a charming and humorous adaptation of the Oscar Wilde classic.
Wildes’ critically-acclaimed masterpiece, subtitled ‘A Trivial Comedy for Serious People’, follows the escapades of Jack and Algernon as they assume false identities to escape the pressures and obligations of society and win the hearts of their objects of desire, Gwendolen and Cecily.
The play explores the nature of Victorian society and its emphasis on wealth and status, particularly exploring marriage as an act of social elevation, rather than as a demonstration of love. Wilde also mockingly portrays the selective nature of Victorian morality, with the two male leads repeatedly lying to and deceiving other characters, yet being forgiven once their social standing and wealth are established.

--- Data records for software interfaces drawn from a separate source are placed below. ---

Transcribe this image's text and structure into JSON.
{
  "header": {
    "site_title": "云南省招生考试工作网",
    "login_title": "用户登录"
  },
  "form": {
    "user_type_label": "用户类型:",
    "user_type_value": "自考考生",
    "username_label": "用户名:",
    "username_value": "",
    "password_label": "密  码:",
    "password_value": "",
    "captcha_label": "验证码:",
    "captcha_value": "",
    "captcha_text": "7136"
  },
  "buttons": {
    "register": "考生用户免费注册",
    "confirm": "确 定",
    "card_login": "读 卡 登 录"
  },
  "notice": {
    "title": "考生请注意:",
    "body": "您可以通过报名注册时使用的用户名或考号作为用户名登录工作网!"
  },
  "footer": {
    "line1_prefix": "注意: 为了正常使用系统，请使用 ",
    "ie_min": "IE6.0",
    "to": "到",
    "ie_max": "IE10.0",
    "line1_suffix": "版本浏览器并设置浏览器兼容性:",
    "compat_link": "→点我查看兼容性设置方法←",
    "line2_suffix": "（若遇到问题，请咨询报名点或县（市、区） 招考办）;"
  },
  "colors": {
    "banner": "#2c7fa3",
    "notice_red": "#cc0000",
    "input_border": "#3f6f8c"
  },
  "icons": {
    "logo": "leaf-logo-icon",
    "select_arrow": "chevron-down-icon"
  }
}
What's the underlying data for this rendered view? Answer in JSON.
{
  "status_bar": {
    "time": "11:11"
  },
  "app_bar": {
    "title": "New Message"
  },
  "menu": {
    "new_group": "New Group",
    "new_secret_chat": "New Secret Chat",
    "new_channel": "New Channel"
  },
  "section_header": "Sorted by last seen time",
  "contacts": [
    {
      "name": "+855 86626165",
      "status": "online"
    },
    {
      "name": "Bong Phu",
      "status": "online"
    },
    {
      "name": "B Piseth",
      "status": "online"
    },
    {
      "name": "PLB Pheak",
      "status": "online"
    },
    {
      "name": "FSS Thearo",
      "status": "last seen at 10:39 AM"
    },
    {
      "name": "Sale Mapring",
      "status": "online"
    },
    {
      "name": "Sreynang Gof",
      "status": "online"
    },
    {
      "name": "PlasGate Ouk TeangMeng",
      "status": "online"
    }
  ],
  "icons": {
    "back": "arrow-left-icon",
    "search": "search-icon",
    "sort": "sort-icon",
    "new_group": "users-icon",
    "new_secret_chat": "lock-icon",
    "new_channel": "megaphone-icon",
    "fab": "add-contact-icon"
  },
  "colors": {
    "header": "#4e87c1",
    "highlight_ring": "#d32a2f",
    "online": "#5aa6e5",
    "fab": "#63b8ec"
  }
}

On arrival the audience is greeted by a spectacular set, detailing a beautiful two-story house,
reminiscent for me of the quality and style of set seen earlier this year during the Royal Shakespeare
Company’s run of ‘Love’s Labour’s Won’. However the keen-eyed may notice that the house isn’t
entirely period for the Wilde’s late-19th century setting.
The start of the first scene is not announced by the raising of the curtain, a musical introduction or a lighting cue, but simply by Nigel Anthony’s entrance as the Butler, Lane, and the delivery of his first line among sounds of hushing from the audience. As Havers enters as Algernon, sporting a pair of bright red Nike trainers with his Victorian costume, it becomes apparent that there is a device at play, but it’s not until the scene is interrupted
by a fluffed sound cue and interjection from the Director that the true nature of the twist is revealed.
The play is set against the backdrop of a dress rehearsal of ‘The Importance of Being Ernest’ by a fictional amateur dramatics group, The Bunbury Company of Players, held in the home of two members of the group. The mechanic of the reunion of the Company to perform a revival of ‘The Importance’, as they fondly refer to it, is cleverly used to explain the fact that the actors are significantly older than the characters they play.
The first act is littered with costume, lighting and sound goofs and gags, out-of-character quips from the cast and interruptions to the course of the play by the Director. In between scenes, there is charming interplay between the members of the amateur group, with affairs and tensions amid members becoming apparent. This establishes the nature and bonds between the characters in the group and the use of the meta-play well, however it also serves to distract somewhat from Wilde’s play, particularly during the establishing scenes. The cast rise to the challenge of playing two layers of character well, with some clever amateurish overacting, although the first act ends with a nod to both Anthony and Jarvis’ panto careers with a rather cringe-worthy wink to the audience and both actors prancing off stage.
In Act 2, references to the amateur group are significantly more light-handed and disappear altogether as the act progresses, becoming a more serious and dedicated version of Wilde’s play. It is during this part of the performance that the quality of acting can really be appreciated, with a particularly excellent portrayal of a loathsome and haughty Lady Bracknell by Sian Phillips.
Overall the use of the meta-play mechanic was an interesting twist on the performance. I enjoyed the story of the Bunbury Company of Players, felt there were some intriguing characters and sub-plots and was left wanting to know more about their story. As a presentation of ‘The Importance of Being Earnest’, the first act felt a little too slapstick with the second act being much more enjoyable as I was able to engage in the play once it was being played, literally, in earnest, although the set and costumes were excellent throughout.